  • owners of land or tenants of land leased for agriculture, and immediate family members living with resident landowners and resident or nonresident tenants, while hunting or furharvesting on this land;
  • legally-defined Native American Kansas residents (apply for free license);
  • nonresidents using field trial permits issued by KDWPT; and
  • residents 15 and younger or 75 and older.


A furharvester license is required to hunt, trap, or pursue (run) furbearing animals (see Page 31), or to sell their pelts. A furharvester license is required to trap coyotes, and a hunting license is required to hunt them. The same license required to take coyotes is required to sell their pelts. Unlicensed, non-participating observers may accompany a licensed furharvester but may not carry or use equipment, control dogs, or otherwise assist with furharvesting activities.

Residents under 15 years old may purchase a junior furharvester license at a reduced price.


The following persons are not required to have a furharvester license:

  • owners of land or tenants of land leased or rented for agricultural purposes, and
  • immediate family members living with them, while furharvesting on this land;
  • residents 13 and younger accompanied by a licensed furharvester;
  • legally-defined Native American Kansas residents (must apply for free license);
  • nonresidents using field trial permits issued by KDWP.

This applies to furharvesting only; a furharvester license is required of these exempt individuals when selling furbearers or their pelts.


Free park vehicle permits and hunting and fishing licenses are available to active members of the Kansas National Guard. Free hunting and fishing licenses are available to honorably discharged resident veterans with certified service-related disabilities of 30 percent or more. Applications may be obtained on the license and permit page.


Military personnel hunting or furharvesting ARE required to have hunting or furharvesting licenses. Nonresident military personnel not stationed in Kansas must have a nonresident license. Active-duty members who were Kansas residents immediately prior to enlistment – and their immediate family members living with them – may purchase a resident license, regardless of duty station.

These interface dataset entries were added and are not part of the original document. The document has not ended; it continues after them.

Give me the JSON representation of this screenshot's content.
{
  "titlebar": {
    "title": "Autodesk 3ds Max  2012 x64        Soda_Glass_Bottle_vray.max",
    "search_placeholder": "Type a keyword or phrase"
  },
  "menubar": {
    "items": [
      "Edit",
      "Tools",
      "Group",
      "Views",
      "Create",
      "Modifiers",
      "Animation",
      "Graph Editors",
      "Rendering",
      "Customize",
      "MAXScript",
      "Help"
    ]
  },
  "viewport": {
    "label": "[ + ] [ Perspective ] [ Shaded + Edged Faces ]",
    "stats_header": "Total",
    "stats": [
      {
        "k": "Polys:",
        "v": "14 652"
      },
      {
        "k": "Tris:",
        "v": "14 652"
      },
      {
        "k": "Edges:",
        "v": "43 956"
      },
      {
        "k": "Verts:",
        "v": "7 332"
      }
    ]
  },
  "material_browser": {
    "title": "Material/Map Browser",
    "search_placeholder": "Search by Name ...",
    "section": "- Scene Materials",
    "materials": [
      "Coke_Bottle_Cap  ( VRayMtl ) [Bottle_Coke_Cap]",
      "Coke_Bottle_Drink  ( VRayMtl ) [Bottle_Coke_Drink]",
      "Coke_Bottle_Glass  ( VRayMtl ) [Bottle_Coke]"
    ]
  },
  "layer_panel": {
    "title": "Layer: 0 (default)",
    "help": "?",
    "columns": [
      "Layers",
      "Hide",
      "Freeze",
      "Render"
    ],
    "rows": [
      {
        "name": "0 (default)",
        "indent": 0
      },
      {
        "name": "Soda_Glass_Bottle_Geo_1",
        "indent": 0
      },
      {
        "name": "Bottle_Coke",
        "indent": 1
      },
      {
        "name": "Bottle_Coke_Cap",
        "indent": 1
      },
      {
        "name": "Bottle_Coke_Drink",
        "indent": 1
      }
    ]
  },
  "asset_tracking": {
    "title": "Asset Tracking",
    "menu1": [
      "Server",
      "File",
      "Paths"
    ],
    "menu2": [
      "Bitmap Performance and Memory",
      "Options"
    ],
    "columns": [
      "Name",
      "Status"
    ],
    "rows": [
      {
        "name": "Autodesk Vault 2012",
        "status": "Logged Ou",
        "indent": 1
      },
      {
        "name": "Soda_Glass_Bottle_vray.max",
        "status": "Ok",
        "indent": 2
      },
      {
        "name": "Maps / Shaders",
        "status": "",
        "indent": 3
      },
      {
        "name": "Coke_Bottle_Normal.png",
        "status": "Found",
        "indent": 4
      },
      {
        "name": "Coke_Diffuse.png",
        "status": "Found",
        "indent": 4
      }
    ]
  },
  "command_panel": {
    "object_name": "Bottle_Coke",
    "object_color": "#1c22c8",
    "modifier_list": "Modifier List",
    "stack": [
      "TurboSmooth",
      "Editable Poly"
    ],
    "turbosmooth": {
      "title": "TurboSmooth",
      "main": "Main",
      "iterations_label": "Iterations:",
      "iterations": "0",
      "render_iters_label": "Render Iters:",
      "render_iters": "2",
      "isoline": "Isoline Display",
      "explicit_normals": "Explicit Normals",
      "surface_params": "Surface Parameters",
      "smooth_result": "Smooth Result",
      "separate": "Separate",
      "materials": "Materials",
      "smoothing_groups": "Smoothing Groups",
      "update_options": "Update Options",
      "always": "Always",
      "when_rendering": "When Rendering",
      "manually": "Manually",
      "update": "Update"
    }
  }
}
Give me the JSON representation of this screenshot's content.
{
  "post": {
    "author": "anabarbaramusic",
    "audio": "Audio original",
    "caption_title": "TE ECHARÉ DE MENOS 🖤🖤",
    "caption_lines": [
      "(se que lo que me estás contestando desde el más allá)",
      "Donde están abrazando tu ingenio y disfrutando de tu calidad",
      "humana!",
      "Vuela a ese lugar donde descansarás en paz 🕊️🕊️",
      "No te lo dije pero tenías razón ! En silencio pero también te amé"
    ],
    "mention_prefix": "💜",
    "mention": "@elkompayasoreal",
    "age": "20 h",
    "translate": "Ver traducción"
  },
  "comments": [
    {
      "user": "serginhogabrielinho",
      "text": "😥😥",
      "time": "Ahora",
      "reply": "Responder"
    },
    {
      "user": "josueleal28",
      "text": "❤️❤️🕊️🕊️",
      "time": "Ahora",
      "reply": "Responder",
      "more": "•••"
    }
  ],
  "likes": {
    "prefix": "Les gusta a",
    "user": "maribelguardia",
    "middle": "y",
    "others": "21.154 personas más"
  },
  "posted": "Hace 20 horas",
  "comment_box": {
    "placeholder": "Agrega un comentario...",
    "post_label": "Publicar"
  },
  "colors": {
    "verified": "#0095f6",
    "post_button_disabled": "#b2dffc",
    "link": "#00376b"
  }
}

Active-duty nonresident military personnel stationed in Kansas may hunt or furharvest with a resident hunting or furharvesting license, if they carry evidence identifying them as active-duty military personnel.